The photo of the infant on a woodpile here is yours truly a few years back circa 1950. Okay, so a lot of years back… when I was actually cute and didn’t have to shave.
To this day I still love the smell of burning wood in an old fashioned cast iron wood stove. In the 1950’s you never had to ask if someone in Derby, Maine, had a woodpile to help get through the winter.
It was a matter of how big. Bigger families in bigger homes may have had more than one stove, and their woodpile was more like a mountain.
You were likely too late if you waited to gather wood after the first blizzard of the season. Even in freezing weather you could harvest frozen logs easier than trees buried in snow.

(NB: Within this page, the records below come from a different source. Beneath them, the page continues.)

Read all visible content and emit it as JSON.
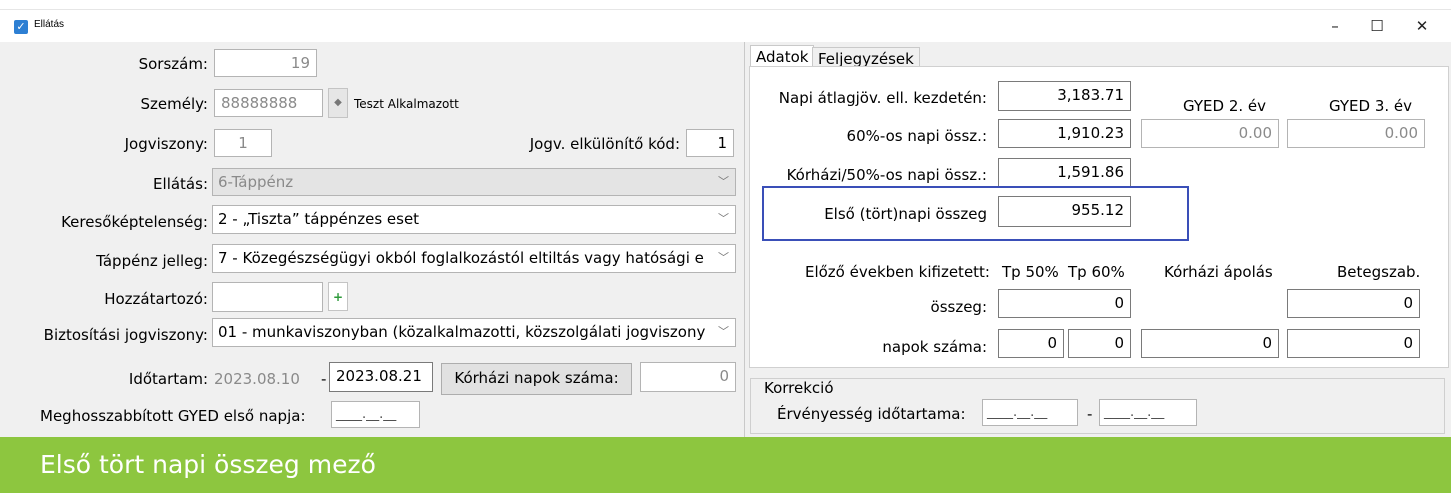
{
  "window": {
    "title": "Ellátás",
    "minimize": "–",
    "maximize": "☐",
    "close": "✕"
  },
  "left": {
    "sorszam": {
      "label": "Sorszám:",
      "value": "19"
    },
    "szemely": {
      "label": "Személy:",
      "value": "88888888",
      "name": "Teszt Alkalmazott"
    },
    "jogviszony": {
      "label": "Jogviszony:",
      "value": "1"
    },
    "jogv_kod": {
      "label": "Jogv. elkülönítő kód:",
      "value": "1"
    },
    "ellatas": {
      "label": "Ellátás:",
      "value": "6-Táppénz"
    },
    "keresokeptelenseg": {
      "label": "Keresőképtelenség:",
      "value": "2 - „Tiszta” táppénzes eset"
    },
    "tappenz_jelleg": {
      "label": "Táppénz jelleg:",
      "value": "7 - Közegészségügyi okból foglalkozástól eltiltás vagy hatósági e"
    },
    "hozzatartozo": {
      "label": "Hozzátartozó:",
      "value": ""
    },
    "biztositasi": {
      "label": "Biztosítási jogviszony:",
      "value": "01 - munkaviszonyban (közalkalmazotti, közszolgálati jogviszony"
    },
    "idotartam": {
      "label": "Időtartam:",
      "from": "2023.08.10",
      "dash": "-",
      "to": "2023.08.21"
    },
    "korhazi_napok": {
      "button": "Kórházi napok száma:",
      "value": "0"
    },
    "gyed": {
      "label": "Meghosszabbított GYED első napja:",
      "value": "____.__.__"
    }
  },
  "tabs": [
    "Adatok",
    "Feljegyzések"
  ],
  "right": {
    "napi_atlag": {
      "label": "Napi átlagjöv. ell. kezdetén:",
      "value": "3,183.71"
    },
    "gyed2": {
      "label": "GYED 2. év",
      "value": "0.00"
    },
    "gyed3": {
      "label": "GYED 3. év",
      "value": "0.00"
    },
    "napi60": {
      "label": "60%-os napi össz.:",
      "value": "1,910.23"
    },
    "korhazi50": {
      "label": "Kórházi/50%-os napi össz.:",
      "value": "1,591.86"
    },
    "elso_tort": {
      "label": "Első (tört)napi összeg",
      "value": "955.12"
    },
    "elozo": {
      "label": "Előző években kifizetett:",
      "col_tp50": "Tp 50%",
      "col_tp60": "Tp 60%",
      "col_korhazi": "Kórházi ápolás",
      "col_beteg": "Betegszab.",
      "osszeg_label": "összeg:",
      "osszeg_tp": "0",
      "osszeg_beteg": "0",
      "napok_label": "napok száma:",
      "napok_tp50": "0",
      "napok_tp60": "0",
      "napok_korhazi": "0",
      "napok_beteg": "0"
    },
    "korrekcio": {
      "title": "Korrekció",
      "label": "Érvényesség időtartama:",
      "from": "____.__.__",
      "dash": "-",
      "to": "____.__.__"
    }
  },
  "footer": {
    "caption": "Első tört napi összeg mező"
  },
  "colors": {
    "footer": "#8dc63f",
    "highlight": "#3a4fb8"
  }
}
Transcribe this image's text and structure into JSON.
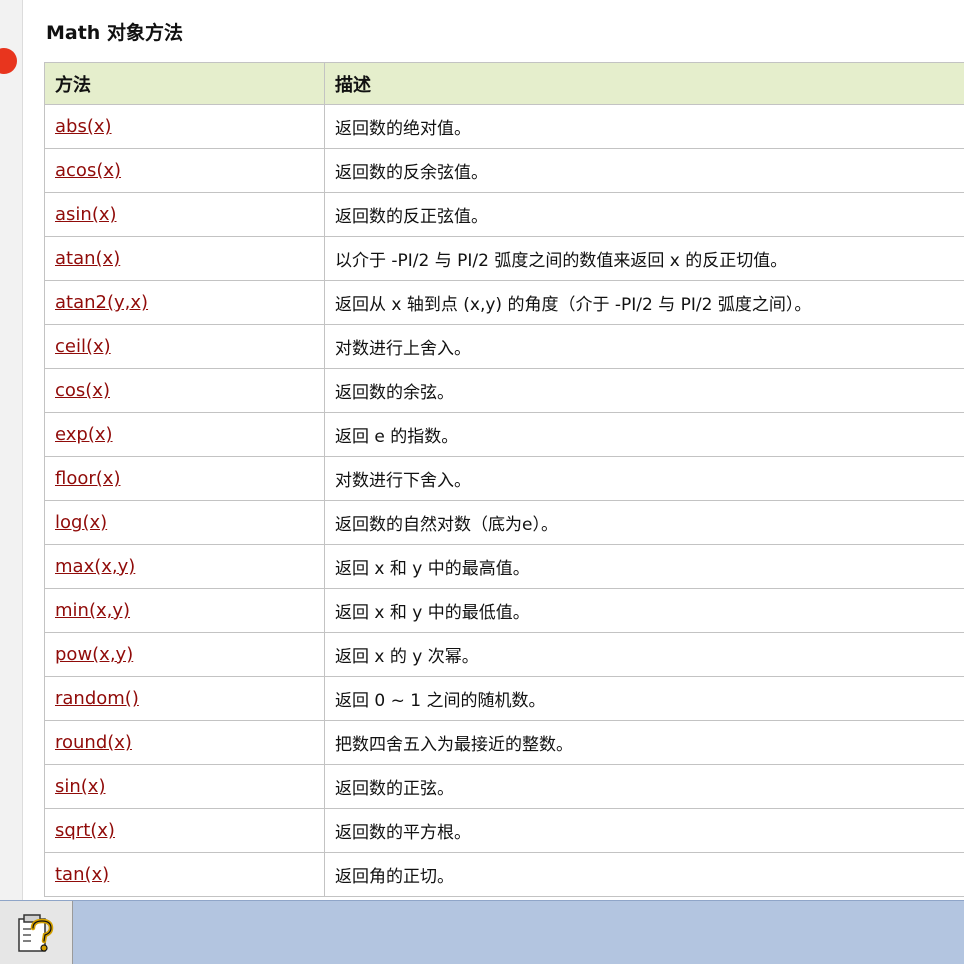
{
  "section_title": "Math 对象方法",
  "table": {
    "headers": [
      "方法",
      "描述"
    ],
    "rows": [
      {
        "method": "abs(x)",
        "desc": "返回数的绝对值。"
      },
      {
        "method": "acos(x)",
        "desc": "返回数的反余弦值。"
      },
      {
        "method": "asin(x)",
        "desc": "返回数的反正弦值。"
      },
      {
        "method": "atan(x)",
        "desc": "以介于 -PI/2 与 PI/2 弧度之间的数值来返回 x 的反正切值。"
      },
      {
        "method": "atan2(y,x)",
        "desc": "返回从 x 轴到点 (x,y) 的角度（介于 -PI/2 与 PI/2 弧度之间）。"
      },
      {
        "method": "ceil(x)",
        "desc": "对数进行上舍入。"
      },
      {
        "method": "cos(x)",
        "desc": "返回数的余弦。"
      },
      {
        "method": "exp(x)",
        "desc": "返回 e 的指数。"
      },
      {
        "method": "floor(x)",
        "desc": "对数进行下舍入。"
      },
      {
        "method": "log(x)",
        "desc": "返回数的自然对数（底为e）。"
      },
      {
        "method": "max(x,y)",
        "desc": "返回 x 和 y 中的最高值。"
      },
      {
        "method": "min(x,y)",
        "desc": "返回 x 和 y 中的最低值。"
      },
      {
        "method": "pow(x,y)",
        "desc": "返回 x 的 y 次幂。"
      },
      {
        "method": "random()",
        "desc": "返回 0 ~ 1 之间的随机数。"
      },
      {
        "method": "round(x)",
        "desc": "把数四舍五入为最接近的整数。"
      },
      {
        "method": "sin(x)",
        "desc": "返回数的正弦。"
      },
      {
        "method": "sqrt(x)",
        "desc": "返回数的平方根。"
      },
      {
        "method": "tan(x)",
        "desc": "返回角的正切。"
      }
    ]
  },
  "colors": {
    "header_bg": "#e5eecc",
    "link": "#900b09",
    "status_bar": "#b3c5e0",
    "red_dot": "#e8351e"
  },
  "icons": {
    "help": "help-icon"
  }
}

Nowadays harvesting wood for a wood stove is easier than ever what with chain saws becoming common and more affordable.
We didn’t have the luxury of a chain saw. Cutting logs to length was done with a bucksaw or two-man crosscut saw. We owned both, but when old enough to help, I preferred the crosscut. The blade was about 5 feet long with wooden handles at each end. The teeth were bigger than a bucksaw.
The sawing motion involved a person on each end pulling on the saw handle. You pulled while the other person held on.
As you completed your stroke, they pulled in the opposite direction back towards them. While one was pulling the other released pressure and gently held the handle. Besides being fun, you pulled every other stroke so it was half the work.
Logs cut to length to fit in the stove still needed work. Splitting logs into practical size was next.
Youngsters today have learned the importance of grip on video game controllers, and may never learn the satisfaction of breaking a sweat over a saw or ax.
When I was old enough to drive, gasoline was 25 cents a gallon. Fuel oil for heating in Maine was still very reasonable, too.
As time went on, bucksaws and crosscut saws became antiques, yet wood stoves are as popular today as way back when.
Chainsaws may have made the old saws obsolete, yet wood stoves and woodpiles in Maine are almost as common today and still being enjoyed just like in the good old days.
Driving through small towns, and especially as fall approaches, you can still see evidence of the importance of woodpiles and survival in Maine.